A key goal of any welfare program should be enabling recipients to move toward self-sufficiency and a role in mainstream society. A tiny but important step in this direction is Maryland's experiment with the electronic distribution of welfare and food stamp benefits by way of cash cards and automatic teller machines.
The new program, for which Maryland is a national model, will let welfare recipients draw on benefits, child support payments, food stamps and other assistance using a plastic card similar to those used to withdraw money from bank accounts. The cash portion of these stipends would be accessed through teller machines on the MOST system; benefits also could be used to buy food at 150 supermarkets.
The social and administrative benefits of this new distribution mechanism argue powerfully for its implementation nationwide. In addition to tempering the stigma associated with public assistance, it addresses one of the tragic failings of the welfare system -- the millions of dollars in food benefits each year stolen or bartered for guns, drugs and other illicit purchases. It also offers considerable advantages for the state, including lower administrative costs. And retailers who redeem food stamps will be freed from the onerous job of counting and sorting coupons, and from the risk of unknowingly cashing stolen welfare checks.

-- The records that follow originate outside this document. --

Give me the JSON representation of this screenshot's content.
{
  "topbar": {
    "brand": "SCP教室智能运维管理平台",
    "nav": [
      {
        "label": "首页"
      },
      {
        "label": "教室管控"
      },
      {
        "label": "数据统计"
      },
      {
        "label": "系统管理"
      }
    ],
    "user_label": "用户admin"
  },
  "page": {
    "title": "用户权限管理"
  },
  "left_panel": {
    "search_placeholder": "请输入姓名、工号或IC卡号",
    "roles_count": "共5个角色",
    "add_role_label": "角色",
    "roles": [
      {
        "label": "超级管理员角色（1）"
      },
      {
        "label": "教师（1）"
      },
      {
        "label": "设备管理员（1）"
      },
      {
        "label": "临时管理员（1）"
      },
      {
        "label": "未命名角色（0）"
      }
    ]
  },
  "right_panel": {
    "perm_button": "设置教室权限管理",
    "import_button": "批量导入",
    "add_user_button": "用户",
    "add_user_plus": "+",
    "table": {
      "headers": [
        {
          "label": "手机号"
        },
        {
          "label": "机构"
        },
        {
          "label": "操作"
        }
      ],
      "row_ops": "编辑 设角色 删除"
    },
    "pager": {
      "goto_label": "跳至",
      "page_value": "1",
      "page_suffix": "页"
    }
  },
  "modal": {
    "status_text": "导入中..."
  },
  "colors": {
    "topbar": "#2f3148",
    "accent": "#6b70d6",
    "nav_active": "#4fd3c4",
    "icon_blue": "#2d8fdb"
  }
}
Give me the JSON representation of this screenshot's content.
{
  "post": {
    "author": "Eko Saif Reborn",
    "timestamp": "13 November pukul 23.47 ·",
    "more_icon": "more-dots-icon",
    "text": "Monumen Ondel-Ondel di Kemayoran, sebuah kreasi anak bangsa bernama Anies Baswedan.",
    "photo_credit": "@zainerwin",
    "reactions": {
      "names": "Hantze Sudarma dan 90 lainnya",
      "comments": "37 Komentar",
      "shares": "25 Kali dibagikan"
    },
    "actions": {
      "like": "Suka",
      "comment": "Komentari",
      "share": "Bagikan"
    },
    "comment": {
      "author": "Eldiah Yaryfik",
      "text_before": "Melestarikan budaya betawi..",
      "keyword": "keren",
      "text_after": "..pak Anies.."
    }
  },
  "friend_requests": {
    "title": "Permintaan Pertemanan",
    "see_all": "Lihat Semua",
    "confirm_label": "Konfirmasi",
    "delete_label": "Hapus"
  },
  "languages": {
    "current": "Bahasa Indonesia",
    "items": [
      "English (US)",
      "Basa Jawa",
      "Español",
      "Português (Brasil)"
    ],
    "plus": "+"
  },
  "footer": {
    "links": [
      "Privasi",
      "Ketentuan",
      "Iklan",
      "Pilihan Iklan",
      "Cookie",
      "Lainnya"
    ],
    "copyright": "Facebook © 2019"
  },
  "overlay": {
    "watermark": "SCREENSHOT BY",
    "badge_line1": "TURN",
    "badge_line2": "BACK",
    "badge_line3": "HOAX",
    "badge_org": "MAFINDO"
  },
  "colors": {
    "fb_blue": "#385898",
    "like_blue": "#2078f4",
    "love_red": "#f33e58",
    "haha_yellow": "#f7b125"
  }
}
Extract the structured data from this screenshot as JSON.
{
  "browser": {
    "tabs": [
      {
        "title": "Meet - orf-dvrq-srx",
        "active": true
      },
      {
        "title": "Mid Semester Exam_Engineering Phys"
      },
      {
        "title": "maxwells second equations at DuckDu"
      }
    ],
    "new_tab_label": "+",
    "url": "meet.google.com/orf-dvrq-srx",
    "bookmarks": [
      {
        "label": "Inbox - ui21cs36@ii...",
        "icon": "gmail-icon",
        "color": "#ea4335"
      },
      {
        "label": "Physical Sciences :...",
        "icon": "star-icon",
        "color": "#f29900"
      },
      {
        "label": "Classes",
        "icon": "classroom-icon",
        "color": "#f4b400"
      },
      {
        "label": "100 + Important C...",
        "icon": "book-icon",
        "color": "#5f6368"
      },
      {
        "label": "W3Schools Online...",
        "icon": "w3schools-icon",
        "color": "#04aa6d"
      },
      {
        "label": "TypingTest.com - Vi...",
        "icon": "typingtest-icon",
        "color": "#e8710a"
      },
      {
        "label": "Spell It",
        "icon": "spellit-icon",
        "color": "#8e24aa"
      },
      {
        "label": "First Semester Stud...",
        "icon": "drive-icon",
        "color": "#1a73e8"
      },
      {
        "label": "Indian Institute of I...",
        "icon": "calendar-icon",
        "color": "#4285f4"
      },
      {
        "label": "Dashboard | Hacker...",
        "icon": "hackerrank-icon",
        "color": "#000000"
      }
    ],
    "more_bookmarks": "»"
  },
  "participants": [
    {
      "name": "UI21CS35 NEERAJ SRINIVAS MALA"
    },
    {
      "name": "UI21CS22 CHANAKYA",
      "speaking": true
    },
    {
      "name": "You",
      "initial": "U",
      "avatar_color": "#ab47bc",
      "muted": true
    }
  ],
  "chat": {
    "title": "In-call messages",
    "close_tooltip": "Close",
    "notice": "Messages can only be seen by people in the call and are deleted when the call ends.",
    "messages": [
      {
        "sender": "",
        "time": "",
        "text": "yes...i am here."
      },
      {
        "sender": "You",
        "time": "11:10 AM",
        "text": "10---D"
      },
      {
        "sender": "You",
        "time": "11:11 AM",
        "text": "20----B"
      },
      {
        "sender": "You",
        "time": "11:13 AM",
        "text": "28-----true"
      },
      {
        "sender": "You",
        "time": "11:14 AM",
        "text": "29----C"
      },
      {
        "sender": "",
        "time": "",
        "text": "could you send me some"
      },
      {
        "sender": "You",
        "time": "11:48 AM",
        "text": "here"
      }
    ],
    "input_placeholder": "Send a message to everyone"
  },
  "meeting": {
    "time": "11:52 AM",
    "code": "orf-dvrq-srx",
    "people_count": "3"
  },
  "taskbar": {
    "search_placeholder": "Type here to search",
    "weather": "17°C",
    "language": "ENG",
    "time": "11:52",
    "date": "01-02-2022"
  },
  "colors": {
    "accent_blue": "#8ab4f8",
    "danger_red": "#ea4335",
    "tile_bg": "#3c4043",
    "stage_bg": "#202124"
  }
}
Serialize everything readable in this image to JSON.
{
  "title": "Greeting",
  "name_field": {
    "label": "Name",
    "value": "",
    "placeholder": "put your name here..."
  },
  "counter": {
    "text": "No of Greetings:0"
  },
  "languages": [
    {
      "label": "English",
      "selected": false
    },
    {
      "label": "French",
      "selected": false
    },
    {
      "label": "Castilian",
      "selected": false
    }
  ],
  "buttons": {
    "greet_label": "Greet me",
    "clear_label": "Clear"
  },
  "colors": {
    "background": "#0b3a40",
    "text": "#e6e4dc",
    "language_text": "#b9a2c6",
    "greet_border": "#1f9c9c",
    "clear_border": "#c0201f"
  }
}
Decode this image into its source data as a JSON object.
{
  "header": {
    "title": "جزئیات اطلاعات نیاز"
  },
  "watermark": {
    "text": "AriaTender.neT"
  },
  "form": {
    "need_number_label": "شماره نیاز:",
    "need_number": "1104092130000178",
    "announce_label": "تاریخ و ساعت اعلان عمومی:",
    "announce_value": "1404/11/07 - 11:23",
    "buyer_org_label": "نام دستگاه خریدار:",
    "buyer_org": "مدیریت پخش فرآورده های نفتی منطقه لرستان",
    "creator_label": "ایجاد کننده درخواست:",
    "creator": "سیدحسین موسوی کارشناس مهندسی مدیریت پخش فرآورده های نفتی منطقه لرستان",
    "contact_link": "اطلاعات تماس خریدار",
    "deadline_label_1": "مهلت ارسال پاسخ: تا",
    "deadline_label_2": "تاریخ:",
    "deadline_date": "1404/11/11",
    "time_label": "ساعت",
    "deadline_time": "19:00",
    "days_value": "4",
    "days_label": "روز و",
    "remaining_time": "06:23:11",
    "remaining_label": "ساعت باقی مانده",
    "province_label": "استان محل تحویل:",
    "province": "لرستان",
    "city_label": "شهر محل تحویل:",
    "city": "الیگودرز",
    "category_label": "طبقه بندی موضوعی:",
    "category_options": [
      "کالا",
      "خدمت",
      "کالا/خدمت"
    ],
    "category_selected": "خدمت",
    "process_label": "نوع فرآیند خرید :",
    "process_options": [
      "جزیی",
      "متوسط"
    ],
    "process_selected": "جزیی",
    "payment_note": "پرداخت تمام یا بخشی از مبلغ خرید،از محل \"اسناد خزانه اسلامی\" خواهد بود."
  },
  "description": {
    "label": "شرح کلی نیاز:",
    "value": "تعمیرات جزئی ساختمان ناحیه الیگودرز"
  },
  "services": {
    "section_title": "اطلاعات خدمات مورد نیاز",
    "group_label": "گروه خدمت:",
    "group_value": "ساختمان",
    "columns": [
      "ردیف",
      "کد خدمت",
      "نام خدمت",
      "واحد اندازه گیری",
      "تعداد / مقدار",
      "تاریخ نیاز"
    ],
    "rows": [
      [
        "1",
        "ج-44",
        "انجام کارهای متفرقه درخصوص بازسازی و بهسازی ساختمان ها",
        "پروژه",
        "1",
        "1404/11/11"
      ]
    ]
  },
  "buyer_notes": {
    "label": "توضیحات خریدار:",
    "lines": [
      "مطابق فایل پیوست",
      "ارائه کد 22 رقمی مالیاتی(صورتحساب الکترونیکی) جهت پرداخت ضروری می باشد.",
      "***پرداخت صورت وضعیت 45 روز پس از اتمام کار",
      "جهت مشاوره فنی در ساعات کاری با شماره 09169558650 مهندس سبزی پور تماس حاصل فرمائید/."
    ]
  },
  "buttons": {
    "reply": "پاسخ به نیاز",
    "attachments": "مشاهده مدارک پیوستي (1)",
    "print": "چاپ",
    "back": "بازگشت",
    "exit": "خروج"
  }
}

This is not to brand the new mechanism foolproof. Already, some participants have tried to get around the 18-month-old pilot program in Baltimore: One person sold his card to someone and reported it missing. Another attempted to buy the groceries of a second individual in a checkout line.
Social policy experts, meanwhile, have expressed concern about potential segregation and stigmatization of card users in grocery stores. Another worry -- one we share -- is the notion of forcing welfare recipients, many of whom are unfamiliar with and wary of new technology, into a distribution system that makes them fearful and uncomfortable. Special pains should be taken to accommodate these individuals.
As this computerized distribution system takes hold statewide, other glitches will doubtless become apparent. Nonetheless, the program represents a chance to use advancing technology to make the nation's welfare system more humane and efficient.